I am a little undecided as to the best way to proceed. Prior to their release of the motor controller firmware, I began to drink the TI Instaspin-FOC koolaid.

But now perhaps I should invest in a TMS570 JTAG probe:
and try to get the Ozone controller board to work with a hacked version of their firmware. I do worry that without a schematic, debugging if it doesn't just work could be problematic.

And I'd prefer to communicate with a motor controller via CAN rather than their (to me) exotic optical fiber ethernet, which might be the best approach to talk to an array of motors but I only need to control one or two at a time.

BTW, I think I have enough info to use the Makani gate driver cards. Am happy to share that info if you or anyone else cares.

So the hardware I need to build to interface a LAUNCHXL-F280049C to the gate drivers, and read the phase voltages and current sensors is pretty minimal: some isolated voltage measurement and some filters. The TI board emits the PWMs needed to drive the Makani gate drivers, and reads 3 current and 4 voltage signals.

With this approach, I could also reuse the other 8 pre-Ozone APEI motor controllers that came with the 8x8 dyno.
Adapting the LAUNCHXL-F280049C to the Makani power stage gives me a path to develop this further, whereas the closed-source Ozone controller hardware does not.

Re: Yasa/Makani controller teardown

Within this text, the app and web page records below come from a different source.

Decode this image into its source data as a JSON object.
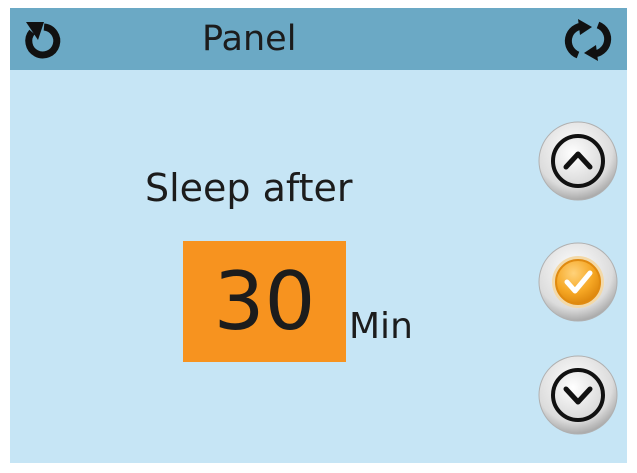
{
  "header": {
    "title": "Panel",
    "back_icon": "back-icon",
    "refresh_icon": "refresh-icon"
  },
  "setting": {
    "label": "Sleep after",
    "value": "30",
    "unit": "Min"
  },
  "controls": {
    "up_icon": "chevron-up-icon",
    "confirm_icon": "checkmark-icon",
    "down_icon": "chevron-down-icon"
  },
  "colors": {
    "background": "#c6e5f5",
    "header": "#6ba9c5",
    "value_box": "#f7931f",
    "confirm_accent": "#f5a623"
  }
}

Posted: Sep 17 2020 12:16am
by fechter
Great stuff. How about some pics of the motors. Sounds like they might be a bit too big for a motorcycle.

Re: Yasa/Makani controller teardown

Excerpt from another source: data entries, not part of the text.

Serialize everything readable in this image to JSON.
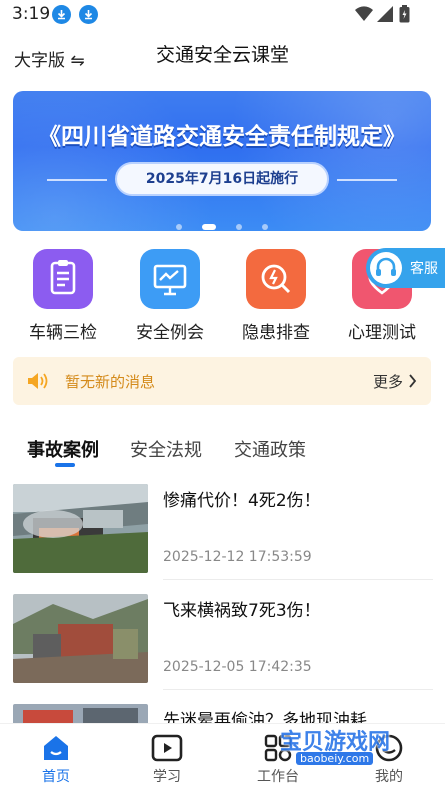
{
  "status_bar": {
    "time": "3:19"
  },
  "header": {
    "font_toggle": "大字版 ⇋",
    "title": "交通安全云课堂"
  },
  "banner": {
    "headline": "《四川省道路交通安全责任制规定》",
    "subline": "2025年7月16日起施行",
    "page_count": 4,
    "active_page": 2
  },
  "quick_actions": [
    {
      "label": "车辆三检",
      "icon": "clipboard-icon",
      "color": "#8c5cf0"
    },
    {
      "label": "安全例会",
      "icon": "presentation-icon",
      "color": "#3d9cf5"
    },
    {
      "label": "隐患排查",
      "icon": "search-alert-icon",
      "color": "#f36a3f"
    },
    {
      "label": "心理测试",
      "icon": "heart-icon",
      "color": "#f0566f"
    }
  ],
  "customer_service": {
    "label": "客服",
    "icon": "headset-icon"
  },
  "notice": {
    "text": "暂无新的消息",
    "more": "更多",
    "icon": "speaker-icon"
  },
  "tabs": [
    {
      "label": "事故案例",
      "active": true
    },
    {
      "label": "安全法规",
      "active": false
    },
    {
      "label": "交通政策",
      "active": false
    }
  ],
  "articles": [
    {
      "title": "惨痛代价！4死2伤！",
      "date": "2025-12-12 17:53:59"
    },
    {
      "title": "飞来横祸致7死3伤！",
      "date": "2025-12-05 17:42:35"
    },
    {
      "title": "先迷晕再偷油？多地现油耗",
      "date": ""
    }
  ],
  "bottom_nav": [
    {
      "label": "首页",
      "icon": "home-icon",
      "active": true
    },
    {
      "label": "学习",
      "icon": "play-icon",
      "active": false
    },
    {
      "label": "工作台",
      "icon": "grid-icon",
      "active": false
    },
    {
      "label": "我的",
      "icon": "user-icon",
      "active": false
    }
  ],
  "watermark": {
    "text": "宝贝游戏网",
    "url": "baobeiy.com"
  },
  "colors": {
    "accent": "#1a73e8",
    "notice_text": "#d48a1a",
    "notice_bg": "#fdf3e1",
    "banner": "#2f6ef0"
  }
}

Posted: Sep 17 2020 12:40pm
by uberlieb
Pics of the Yasa motor made specifically for Makani


Re: Yasa/Makani controller teardown

Posted: Sep 17 2020 3:49pm
by axialflux
On the subject of the HASS 300-S current transducers (3 phases and DC) used in the Makani Ozone controller:

An ex-Makani engineer told me they were getting < 1 A noise, and I wondered how that is possible given they are single ended. The answer is on p.168-169 of ... _Part2.pdf

They use a common mode choke to passively attenuate common node noise coupled from the phase. The specific part they use for this is: Epcos B82792C2475N365

Here's the schematic:
current_sense.png (33.17 KiB) Viewed 161 times

Re: Yasa/Makani controller teardown

Posted: Sep 17 2020 4:43pm
by SRFirefox
Serious piece of kit there. I'd be interested to see what an Axiom with 1200V switches could do with it - last I read the control board isolation was good for 800V bus. Are the spinning cases integrated into the motor or is there a shaft behind them? The example motor you linked is an in-runner that could, in theory, be stacked, but these look significantly more difficult to stack together or integrate with a transmission for traction duty.

Re: Yasa/Makani controller teardown

Posted: Sep 18 2020 12:37pm
by axialflux
SRFirefox: The Makani SiC half bridges are 1700V, not 1200V. I was originally very keen to try an Axiom control board with the Makani power stage. And then Arlin told me the expected price of an Axiom would be $6500 (!). For that price I can buy a Rinehart, a Sevcon Gen 4 Size 10, or any other controller. And a TI LAUNCHXL-F280049C is $30, and does pretty much everything the Axiom does except for some optoisolation. Most of it on chip. So thanks but no thanks on the Axiom. IMHO, motors should be driven with realtime control system hardware, not a zillion interrupts on a general purpose micro. But what do I know?

Yes, on the Makani Yasas, the entire CNC aluminum case spins (i.e. outrunner). There is a splined hole in the center and plenty of places to bolt to the spinning cases as was done for the Makani dyno coupling. Transmission? Not needed: 3250 rpm on a 16" tire is 100 mph, enough for me. I am planning to run 2 of these where a differential would be, each driving an IRS half shaft. Should be fast enough that stacking is not needed.